“Even people who don’t understand the art know her,” says Julie.
She talks about how Sarah as bought people groceries with money she made working at the Augusta Pizza Hut and the times she weeded gardens for elderly women in their town. Julie is proud of her daughter.
Sarah is following in her mother’s footsteps – Julie is an artist who put a paintbrush in her oldest daughter’s hand when Sarah was five and complained of boredom. Sarah and her brother and sister helped Julie paint murals for some McDonald’s restaurants in Wichita and El Dorado.
Both mother and child smile when they talk about how Sarah’s suspension briefly changed their lives. In addition to the lawyers, journalists and neighbors who have paraded in and out of the Bomans’ small yellow house in Leon, the family has heard from people all over the country.
Sarah has received letters of support and clippings of stories about her in newspapers outside Butler County. They mention one letter from a mentally handicapped 23-year-old, who wrote to ask Sarah to a dance. He also wanted her to be his girlfriend.
News accounts even resulted in Sarah getting her own showing at the Acme Gallery in Wichita.
“It’s been a crazy time,” Sarah says. “Pretty neat, really, though.”
The senior is making plans for next year.

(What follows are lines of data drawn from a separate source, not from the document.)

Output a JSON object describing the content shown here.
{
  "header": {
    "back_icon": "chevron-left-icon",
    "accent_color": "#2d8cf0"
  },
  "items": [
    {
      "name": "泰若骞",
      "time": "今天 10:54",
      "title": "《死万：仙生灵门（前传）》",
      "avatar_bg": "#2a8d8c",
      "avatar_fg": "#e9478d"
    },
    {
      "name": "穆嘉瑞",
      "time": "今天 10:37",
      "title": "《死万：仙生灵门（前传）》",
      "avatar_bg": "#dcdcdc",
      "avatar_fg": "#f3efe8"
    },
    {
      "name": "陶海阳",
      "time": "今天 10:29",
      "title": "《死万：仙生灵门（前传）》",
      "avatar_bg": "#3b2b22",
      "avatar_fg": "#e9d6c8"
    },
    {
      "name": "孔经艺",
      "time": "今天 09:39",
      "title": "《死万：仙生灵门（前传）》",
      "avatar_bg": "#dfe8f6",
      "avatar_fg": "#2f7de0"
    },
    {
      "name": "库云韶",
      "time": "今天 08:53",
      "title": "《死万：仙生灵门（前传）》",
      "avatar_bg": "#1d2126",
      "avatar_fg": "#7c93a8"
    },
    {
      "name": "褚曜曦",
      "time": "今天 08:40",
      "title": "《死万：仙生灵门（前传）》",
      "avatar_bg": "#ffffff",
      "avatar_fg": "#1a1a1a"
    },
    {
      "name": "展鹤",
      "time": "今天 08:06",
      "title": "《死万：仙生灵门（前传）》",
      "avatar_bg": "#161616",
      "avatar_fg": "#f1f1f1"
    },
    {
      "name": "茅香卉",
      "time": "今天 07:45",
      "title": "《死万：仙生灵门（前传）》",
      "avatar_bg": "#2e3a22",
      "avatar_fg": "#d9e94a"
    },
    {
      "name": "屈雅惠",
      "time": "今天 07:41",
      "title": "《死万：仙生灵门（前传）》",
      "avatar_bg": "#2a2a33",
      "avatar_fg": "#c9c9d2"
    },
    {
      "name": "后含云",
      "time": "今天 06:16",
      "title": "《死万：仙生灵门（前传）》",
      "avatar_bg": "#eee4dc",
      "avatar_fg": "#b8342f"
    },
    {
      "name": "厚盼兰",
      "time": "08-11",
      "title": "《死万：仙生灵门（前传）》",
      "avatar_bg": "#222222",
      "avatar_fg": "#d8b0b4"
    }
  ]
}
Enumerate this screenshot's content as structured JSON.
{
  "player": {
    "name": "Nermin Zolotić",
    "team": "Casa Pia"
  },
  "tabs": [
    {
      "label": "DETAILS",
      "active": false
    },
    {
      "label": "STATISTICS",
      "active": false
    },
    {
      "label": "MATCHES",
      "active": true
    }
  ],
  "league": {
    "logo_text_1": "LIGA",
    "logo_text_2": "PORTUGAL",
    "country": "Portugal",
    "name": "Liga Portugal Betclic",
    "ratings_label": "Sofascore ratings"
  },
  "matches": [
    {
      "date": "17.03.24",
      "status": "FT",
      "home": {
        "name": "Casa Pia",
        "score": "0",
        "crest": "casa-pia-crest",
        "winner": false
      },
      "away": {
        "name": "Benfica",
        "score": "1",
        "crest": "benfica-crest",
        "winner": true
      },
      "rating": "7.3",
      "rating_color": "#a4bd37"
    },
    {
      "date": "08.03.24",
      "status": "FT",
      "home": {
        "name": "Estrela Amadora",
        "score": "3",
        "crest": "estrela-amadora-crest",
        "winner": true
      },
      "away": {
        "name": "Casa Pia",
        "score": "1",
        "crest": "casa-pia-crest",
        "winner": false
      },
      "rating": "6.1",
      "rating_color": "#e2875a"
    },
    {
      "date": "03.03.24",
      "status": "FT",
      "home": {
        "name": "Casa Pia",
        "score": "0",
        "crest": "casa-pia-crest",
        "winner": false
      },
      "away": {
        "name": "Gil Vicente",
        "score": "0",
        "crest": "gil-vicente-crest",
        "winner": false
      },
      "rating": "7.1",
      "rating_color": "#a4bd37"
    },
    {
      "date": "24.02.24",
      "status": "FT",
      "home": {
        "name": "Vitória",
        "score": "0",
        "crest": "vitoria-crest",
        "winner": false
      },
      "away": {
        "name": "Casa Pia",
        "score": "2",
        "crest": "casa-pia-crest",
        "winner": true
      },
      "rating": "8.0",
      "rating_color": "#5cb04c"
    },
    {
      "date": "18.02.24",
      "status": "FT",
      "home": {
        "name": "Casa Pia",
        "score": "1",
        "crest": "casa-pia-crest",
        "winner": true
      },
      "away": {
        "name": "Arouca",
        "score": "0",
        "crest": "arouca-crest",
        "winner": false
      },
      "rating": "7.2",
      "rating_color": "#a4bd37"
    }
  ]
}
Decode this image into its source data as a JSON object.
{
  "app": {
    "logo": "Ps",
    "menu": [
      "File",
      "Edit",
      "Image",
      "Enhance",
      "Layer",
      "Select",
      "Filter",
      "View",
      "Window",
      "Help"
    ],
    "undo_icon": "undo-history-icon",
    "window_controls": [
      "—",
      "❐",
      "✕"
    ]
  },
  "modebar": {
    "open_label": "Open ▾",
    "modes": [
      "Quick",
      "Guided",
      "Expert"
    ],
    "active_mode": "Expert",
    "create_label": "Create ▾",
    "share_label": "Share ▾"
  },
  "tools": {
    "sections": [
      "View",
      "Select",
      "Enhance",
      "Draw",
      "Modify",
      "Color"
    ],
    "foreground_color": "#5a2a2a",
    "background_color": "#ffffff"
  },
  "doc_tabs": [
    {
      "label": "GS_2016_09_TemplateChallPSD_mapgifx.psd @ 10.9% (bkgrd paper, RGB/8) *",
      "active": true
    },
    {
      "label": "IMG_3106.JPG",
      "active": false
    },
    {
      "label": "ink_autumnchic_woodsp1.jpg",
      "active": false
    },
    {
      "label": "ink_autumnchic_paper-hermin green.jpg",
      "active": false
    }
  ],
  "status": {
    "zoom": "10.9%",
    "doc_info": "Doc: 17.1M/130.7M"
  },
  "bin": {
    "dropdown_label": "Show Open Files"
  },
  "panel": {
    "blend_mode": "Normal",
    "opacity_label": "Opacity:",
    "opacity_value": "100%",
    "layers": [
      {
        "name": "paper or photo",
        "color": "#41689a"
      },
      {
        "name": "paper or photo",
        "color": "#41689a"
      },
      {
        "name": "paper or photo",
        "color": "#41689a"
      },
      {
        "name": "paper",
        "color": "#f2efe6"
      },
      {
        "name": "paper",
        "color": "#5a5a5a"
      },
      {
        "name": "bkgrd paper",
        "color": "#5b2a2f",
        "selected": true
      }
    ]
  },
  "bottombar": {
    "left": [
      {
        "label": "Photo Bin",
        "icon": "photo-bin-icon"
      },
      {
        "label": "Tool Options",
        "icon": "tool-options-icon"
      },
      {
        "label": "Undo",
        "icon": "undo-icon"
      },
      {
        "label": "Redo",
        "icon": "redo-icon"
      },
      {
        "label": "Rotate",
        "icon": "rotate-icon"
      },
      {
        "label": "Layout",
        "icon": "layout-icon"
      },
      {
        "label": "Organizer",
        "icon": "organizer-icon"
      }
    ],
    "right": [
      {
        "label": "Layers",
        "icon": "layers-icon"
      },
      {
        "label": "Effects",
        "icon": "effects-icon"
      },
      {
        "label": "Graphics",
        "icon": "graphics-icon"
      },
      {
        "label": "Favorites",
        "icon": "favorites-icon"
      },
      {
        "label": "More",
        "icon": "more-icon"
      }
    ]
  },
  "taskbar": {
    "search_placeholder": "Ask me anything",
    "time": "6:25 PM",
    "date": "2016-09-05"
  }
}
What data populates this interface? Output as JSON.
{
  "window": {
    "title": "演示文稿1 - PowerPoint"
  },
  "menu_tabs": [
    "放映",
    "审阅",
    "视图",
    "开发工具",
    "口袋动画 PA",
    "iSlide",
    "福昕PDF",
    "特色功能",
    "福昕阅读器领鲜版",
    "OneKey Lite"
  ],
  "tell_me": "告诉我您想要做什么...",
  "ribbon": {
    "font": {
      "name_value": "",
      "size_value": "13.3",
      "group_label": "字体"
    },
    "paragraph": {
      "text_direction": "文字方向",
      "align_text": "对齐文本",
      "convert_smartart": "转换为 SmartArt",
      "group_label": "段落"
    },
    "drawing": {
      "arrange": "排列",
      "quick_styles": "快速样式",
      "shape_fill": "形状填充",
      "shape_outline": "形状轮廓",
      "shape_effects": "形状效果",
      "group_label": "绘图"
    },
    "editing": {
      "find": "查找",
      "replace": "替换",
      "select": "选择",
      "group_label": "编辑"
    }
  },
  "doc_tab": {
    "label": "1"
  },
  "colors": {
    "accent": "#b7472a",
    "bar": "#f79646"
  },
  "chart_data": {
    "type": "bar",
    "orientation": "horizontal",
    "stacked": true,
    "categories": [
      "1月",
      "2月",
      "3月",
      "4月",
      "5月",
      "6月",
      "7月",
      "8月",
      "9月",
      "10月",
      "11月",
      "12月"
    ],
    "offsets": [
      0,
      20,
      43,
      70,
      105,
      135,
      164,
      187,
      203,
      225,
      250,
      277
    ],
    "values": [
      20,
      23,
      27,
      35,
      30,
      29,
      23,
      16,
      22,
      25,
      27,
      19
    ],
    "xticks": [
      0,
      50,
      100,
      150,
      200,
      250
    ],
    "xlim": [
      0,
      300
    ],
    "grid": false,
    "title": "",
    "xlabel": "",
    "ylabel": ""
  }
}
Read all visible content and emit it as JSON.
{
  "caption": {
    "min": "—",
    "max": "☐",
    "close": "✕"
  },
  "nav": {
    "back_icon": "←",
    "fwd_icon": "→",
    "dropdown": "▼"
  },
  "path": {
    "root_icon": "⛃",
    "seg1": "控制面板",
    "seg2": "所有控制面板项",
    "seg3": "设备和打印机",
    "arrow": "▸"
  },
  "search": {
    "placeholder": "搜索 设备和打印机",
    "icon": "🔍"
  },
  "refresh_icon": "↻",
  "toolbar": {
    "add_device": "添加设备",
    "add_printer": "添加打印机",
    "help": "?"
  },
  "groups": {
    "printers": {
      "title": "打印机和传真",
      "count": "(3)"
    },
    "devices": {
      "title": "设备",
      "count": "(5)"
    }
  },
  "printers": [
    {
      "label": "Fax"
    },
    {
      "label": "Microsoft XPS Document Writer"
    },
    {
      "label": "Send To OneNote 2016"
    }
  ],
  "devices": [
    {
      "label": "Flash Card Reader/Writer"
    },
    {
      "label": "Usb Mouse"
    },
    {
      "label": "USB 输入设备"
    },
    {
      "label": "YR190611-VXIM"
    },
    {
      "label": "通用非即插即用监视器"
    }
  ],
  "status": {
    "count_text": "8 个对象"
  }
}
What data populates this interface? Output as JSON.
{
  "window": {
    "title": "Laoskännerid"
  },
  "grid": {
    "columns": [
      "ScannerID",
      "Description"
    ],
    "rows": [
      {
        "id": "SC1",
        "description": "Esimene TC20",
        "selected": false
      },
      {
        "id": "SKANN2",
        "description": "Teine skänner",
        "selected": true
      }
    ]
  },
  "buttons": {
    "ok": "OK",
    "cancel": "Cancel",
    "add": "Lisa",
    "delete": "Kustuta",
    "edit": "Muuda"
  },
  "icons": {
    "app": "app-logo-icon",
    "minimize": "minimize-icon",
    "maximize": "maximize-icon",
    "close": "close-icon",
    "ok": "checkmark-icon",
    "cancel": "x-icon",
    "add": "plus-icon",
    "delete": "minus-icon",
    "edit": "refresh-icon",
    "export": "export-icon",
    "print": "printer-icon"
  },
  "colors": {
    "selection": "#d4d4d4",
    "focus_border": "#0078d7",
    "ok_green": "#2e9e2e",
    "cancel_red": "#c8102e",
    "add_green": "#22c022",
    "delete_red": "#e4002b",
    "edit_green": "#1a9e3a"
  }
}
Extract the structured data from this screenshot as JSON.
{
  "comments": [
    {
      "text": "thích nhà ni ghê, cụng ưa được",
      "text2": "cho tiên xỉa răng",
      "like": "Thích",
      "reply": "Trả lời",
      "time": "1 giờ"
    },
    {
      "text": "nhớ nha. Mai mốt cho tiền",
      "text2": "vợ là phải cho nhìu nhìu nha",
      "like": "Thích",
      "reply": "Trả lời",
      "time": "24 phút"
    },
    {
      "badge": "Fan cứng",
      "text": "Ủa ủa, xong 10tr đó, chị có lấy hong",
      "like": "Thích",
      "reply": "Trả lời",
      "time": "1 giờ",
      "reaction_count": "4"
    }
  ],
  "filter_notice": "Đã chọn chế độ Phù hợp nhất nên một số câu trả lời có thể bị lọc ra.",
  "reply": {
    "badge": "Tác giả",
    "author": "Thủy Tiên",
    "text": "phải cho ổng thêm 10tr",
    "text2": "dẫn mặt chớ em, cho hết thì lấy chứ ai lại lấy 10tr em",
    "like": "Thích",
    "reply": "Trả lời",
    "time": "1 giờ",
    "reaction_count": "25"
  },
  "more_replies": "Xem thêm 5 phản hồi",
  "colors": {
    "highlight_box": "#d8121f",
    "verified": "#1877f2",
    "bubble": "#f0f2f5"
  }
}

She began the process of applying for an art scholarship at WSU, and she was favorably impressed with the program.
“I met Jill [Eggers] and I said ‘oh, I want her to be my teacher,” says Sarah.
But she is planning to attend Bethany College in Lindsborg instead – at least for two years. Sarah got to know the school through her brother, Joshua Boman, and his girlfriend, Jessica Crane, who are both students there.
Crane is an art student who is presenting her senior show this semester. Sarah became familiar with the Bethany art department through her.
“She hangs around here a lot and she’s been sucked in,” jokes Crane. “She’s one of us now.”
In addition to art, Sarah wants to study religion, philosophy, psychology and architecture. She also plans to do missionary work after college.
“I think that maybe I will start out for a year and end up doing it 10 years,” she says. “Who knows.”
Eventually Sarah wants to start an art gallery and museum where all kinds of artists can show their work, including high school students.
“I want to travel and learn,” she says. “I still want to be a singer. I think I can pull all of these things together.”